*** Opening Material for this task ***

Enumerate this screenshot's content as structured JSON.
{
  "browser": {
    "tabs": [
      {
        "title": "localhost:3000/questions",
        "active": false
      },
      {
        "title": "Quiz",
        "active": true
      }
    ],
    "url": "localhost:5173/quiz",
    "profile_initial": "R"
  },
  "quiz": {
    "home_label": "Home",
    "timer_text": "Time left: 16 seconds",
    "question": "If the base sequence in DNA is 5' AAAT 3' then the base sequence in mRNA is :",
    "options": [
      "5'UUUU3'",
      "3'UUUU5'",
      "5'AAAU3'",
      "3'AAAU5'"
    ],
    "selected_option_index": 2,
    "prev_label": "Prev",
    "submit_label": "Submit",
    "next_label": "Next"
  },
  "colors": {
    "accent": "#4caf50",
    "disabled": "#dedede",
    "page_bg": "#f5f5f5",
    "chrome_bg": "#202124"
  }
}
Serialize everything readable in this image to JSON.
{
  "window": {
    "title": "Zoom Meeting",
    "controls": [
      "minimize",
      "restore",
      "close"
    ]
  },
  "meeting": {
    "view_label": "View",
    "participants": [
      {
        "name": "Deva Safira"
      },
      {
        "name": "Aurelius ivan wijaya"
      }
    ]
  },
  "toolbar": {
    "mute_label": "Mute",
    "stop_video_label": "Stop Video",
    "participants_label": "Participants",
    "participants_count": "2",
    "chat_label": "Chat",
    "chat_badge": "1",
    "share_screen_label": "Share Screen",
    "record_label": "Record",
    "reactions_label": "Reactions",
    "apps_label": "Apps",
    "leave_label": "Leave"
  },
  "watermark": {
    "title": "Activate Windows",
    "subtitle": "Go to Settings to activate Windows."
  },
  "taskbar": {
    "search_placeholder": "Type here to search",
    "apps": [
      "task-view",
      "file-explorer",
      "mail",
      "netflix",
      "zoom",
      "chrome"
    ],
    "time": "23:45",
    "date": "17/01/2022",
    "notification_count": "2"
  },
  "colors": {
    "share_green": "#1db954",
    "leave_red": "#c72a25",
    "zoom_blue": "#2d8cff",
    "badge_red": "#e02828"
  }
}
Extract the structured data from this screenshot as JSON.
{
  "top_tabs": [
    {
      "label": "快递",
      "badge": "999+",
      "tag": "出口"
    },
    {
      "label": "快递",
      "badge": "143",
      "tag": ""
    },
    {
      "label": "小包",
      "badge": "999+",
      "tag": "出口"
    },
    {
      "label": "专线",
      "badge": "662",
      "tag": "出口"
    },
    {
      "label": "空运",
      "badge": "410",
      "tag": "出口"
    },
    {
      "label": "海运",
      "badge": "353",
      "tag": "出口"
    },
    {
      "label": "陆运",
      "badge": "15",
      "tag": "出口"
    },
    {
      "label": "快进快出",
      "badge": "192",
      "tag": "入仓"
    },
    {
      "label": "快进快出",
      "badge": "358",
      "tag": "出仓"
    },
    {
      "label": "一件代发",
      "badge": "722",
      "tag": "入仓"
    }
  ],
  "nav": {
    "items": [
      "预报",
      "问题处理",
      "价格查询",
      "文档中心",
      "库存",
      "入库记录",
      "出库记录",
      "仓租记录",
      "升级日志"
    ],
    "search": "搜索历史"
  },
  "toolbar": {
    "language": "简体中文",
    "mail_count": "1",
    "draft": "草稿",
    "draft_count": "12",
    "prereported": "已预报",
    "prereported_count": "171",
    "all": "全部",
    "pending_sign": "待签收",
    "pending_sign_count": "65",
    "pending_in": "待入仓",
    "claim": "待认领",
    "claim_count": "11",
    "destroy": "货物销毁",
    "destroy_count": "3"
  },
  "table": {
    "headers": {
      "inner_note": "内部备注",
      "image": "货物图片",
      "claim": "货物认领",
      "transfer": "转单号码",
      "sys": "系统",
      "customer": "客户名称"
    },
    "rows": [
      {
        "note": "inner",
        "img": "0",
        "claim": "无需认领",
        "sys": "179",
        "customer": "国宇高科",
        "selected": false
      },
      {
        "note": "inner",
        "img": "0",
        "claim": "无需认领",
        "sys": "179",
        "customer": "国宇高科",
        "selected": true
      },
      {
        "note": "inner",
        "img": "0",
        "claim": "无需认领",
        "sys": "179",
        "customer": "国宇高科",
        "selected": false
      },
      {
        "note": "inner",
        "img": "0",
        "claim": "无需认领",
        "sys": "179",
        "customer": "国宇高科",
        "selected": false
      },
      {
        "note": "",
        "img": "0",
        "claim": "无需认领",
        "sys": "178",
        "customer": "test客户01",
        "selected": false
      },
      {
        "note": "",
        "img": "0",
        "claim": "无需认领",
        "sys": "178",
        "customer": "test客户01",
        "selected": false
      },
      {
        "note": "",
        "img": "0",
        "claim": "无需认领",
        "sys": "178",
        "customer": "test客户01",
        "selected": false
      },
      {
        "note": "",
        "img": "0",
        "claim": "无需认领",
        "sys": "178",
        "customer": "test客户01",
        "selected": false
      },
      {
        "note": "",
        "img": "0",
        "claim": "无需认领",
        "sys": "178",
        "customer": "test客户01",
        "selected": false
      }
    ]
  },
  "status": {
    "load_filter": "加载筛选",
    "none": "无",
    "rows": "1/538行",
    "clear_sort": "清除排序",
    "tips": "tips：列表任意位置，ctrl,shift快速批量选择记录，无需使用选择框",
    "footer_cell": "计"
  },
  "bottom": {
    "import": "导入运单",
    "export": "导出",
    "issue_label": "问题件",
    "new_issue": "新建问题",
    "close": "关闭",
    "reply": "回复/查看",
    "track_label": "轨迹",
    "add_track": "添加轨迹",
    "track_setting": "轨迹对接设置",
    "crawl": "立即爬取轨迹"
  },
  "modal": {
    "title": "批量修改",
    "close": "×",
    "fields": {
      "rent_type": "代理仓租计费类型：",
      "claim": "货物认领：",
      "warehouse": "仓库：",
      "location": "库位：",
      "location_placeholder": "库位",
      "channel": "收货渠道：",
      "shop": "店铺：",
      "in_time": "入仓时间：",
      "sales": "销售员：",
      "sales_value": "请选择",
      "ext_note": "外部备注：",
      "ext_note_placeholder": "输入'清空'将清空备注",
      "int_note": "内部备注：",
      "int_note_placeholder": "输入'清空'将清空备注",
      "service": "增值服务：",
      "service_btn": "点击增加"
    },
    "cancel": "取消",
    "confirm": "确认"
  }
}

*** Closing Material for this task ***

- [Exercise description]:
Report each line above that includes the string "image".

- [Written answer]:
Serialize everything readable in this image to JSON.
      "image": "货物图片",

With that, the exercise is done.